__DATA SECTION__
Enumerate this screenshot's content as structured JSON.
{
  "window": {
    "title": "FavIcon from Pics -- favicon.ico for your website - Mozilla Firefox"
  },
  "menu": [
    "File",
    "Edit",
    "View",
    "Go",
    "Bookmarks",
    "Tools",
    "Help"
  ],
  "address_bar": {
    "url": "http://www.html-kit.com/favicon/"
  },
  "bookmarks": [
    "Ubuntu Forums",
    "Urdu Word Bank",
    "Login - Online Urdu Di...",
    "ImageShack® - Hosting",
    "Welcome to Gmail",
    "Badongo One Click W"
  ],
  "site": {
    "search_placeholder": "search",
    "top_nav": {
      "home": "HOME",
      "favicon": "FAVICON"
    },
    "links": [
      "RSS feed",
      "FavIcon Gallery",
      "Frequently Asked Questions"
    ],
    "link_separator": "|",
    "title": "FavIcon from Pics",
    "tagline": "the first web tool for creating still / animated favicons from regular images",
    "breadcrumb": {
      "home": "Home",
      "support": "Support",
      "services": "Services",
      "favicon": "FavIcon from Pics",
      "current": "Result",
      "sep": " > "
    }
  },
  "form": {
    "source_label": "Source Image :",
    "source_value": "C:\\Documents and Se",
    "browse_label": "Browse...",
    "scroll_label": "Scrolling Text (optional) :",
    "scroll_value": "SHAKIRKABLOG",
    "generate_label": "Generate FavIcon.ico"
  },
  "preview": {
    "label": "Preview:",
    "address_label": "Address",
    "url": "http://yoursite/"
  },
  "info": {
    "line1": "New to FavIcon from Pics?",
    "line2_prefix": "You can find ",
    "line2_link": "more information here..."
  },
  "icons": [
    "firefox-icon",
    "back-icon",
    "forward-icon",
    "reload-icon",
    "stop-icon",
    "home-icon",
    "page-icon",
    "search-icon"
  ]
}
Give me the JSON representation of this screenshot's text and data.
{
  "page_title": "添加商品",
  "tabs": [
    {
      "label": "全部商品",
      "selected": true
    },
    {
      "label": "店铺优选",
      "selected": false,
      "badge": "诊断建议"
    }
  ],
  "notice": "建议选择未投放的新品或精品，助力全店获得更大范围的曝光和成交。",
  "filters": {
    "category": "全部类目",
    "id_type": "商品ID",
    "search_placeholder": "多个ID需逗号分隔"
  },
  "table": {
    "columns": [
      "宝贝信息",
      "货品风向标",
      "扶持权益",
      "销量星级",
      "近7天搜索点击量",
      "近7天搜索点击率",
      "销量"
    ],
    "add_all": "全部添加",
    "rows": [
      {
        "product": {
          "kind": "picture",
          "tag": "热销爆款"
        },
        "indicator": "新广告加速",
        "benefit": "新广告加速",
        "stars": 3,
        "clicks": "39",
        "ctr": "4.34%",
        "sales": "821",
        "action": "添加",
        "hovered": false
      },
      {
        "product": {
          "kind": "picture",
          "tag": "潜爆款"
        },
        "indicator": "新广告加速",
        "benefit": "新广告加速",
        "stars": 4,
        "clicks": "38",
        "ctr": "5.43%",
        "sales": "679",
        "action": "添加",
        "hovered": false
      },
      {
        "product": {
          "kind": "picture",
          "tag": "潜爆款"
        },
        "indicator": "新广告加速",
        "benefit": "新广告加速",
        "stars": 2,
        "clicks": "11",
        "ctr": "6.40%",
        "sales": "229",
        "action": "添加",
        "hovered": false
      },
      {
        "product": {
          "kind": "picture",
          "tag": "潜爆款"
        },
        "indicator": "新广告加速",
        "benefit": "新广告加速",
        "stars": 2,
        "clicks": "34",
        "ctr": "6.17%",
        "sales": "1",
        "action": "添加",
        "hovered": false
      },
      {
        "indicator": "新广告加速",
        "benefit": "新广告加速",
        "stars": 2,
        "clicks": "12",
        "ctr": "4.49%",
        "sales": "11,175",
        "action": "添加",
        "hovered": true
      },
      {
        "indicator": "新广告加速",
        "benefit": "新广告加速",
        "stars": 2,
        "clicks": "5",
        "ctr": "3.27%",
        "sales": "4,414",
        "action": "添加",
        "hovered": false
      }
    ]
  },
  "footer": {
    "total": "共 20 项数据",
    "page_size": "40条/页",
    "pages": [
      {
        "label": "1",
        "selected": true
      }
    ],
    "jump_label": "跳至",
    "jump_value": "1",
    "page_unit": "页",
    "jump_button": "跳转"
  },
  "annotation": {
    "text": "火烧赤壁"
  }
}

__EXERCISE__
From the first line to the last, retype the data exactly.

__WRITTEN REPLY__
Enumerate this screenshot's content as structured JSON.
{
  "window": {
    "title": "FavIcon from Pics -- favicon.ico for your website - Mozilla Firefox"
  },
  "menu": [
    "File",
    "Edit",
    "View",
    "Go",
    "Bookmarks",
    "Tools",
    "Help"
  ],
  "address_bar": {
    "url": "http://www.html-kit.com/favicon/"
  },
  "bookmarks": [
    "Ubuntu Forums",
    "Urdu Word Bank",
    "Login - Online Urdu Di...",
    "ImageShack® - Hosting",
    "Welcome to Gmail",
    "Badongo One Click W"
  ],
  "site": {
    "search_placeholder": "search",
    "top_nav": {
      "home": "HOME",
      "favicon": "FAVICON"
    },
    "links": [
      "RSS feed",
      "FavIcon Gallery",
      "Frequently Asked Questions"
    ],
    "link_separator": "|",
    "title": "FavIcon from Pics",
    "tagline": "the first web tool for creating still / animated favicons from regular images",
    "breadcrumb": {
      "home": "Home",
      "support": "Support",
      "services": "Services",
      "favicon": "FavIcon from Pics",
      "current": "Result",
      "sep": " > "
    }
  },
  "form": {
    "source_label": "Source Image :",
    "source_value": "C:\\Documents and Se",
    "browse_label": "Browse...",
    "scroll_label": "Scrolling Text (optional) :",
    "scroll_value": "SHAKIRKABLOG",
    "generate_label": "Generate FavIcon.ico"
  },
  "preview": {
    "label": "Preview:",
    "address_label": "Address",
    "url": "http://yoursite/"
  },
  "info": {
    "line1": "New to FavIcon from Pics?",
    "line2_prefix": "You can find ",
    "line2_link": "more information here..."
  },
  "icons": [
    "firefox-icon",
    "back-icon",
    "forward-icon",
    "reload-icon",
    "stop-icon",
    "home-icon",
    "page-icon",
    "search-icon"
  ]
}
Give me the JSON representation of this screenshot's text and data.
{
  "page_title": "添加商品",
  "tabs": [
    {
      "label": "全部商品",
      "selected": true
    },
    {
      "label": "店铺优选",
      "selected": false,
      "badge": "诊断建议"
    }
  ],
  "notice": "建议选择未投放的新品或精品，助力全店获得更大范围的曝光和成交。",
  "filters": {
    "category": "全部类目",
    "id_type": "商品ID",
    "search_placeholder": "多个ID需逗号分隔"
  },
  "table": {
    "columns": [
      "宝贝信息",
      "货品风向标",
      "扶持权益",
      "销量星级",
      "近7天搜索点击量",
      "近7天搜索点击率",
      "销量"
    ],
    "add_all": "全部添加",
    "rows": [
      {
        "product": {
          "kind": "picture",
          "tag": "热销爆款"
        },
        "indicator": "新广告加速",
        "benefit": "新广告加速",
        "stars": 3,
        "clicks": "39",
        "ctr": "4.34%",
        "sales": "821",
        "action": "添加",
        "hovered": false
      },
      {
        "product": {
          "kind": "picture",
          "tag": "潜爆款"
        },
        "indicator": "新广告加速",
        "benefit": "新广告加速",
        "stars": 4,
        "clicks": "38",
        "ctr": "5.43%",
        "sales": "679",
        "action": "添加",
        "hovered": false
      },
      {
        "product": {
          "kind": "picture",
          "tag": "潜爆款"
        },
        "indicator": "新广告加速",
        "benefit": "新广告加速",
        "stars": 2,
        "clicks": "11",
        "ctr": "6.40%",
        "sales": "229",
        "action": "添加",
        "hovered": false
      },
      {
        "product": {
          "kind": "picture",
          "tag": "潜爆款"
        },
        "indicator": "新广告加速",
        "benefit": "新广告加速",
        "stars": 2,
        "clicks": "34",
        "ctr": "6.17%",
        "sales": "1",
        "action": "添加",
        "hovered": false
      },
      {
        "indicator": "新广告加速",
        "benefit": "新广告加速",
        "stars": 2,
        "clicks": "12",
        "ctr": "4.49%",
        "sales": "11,175",
        "action": "添加",
        "hovered": true
      },
      {
        "indicator": "新广告加速",
        "benefit": "新广告加速",
        "stars": 2,
        "clicks": "5",
        "ctr": "3.27%",
        "sales": "4,414",
        "action": "添加",
        "hovered": false
      }
    ]
  },
  "footer": {
    "total": "共 20 项数据",
    "page_size": "40条/页",
    "pages": [
      {
        "label": "1",
        "selected": true
      }
    ],
    "jump_label": "跳至",
    "jump_value": "1",
    "page_unit": "页",
    "jump_button": "跳转"
  },
  "annotation": {
    "text": "火烧赤壁"
  }
}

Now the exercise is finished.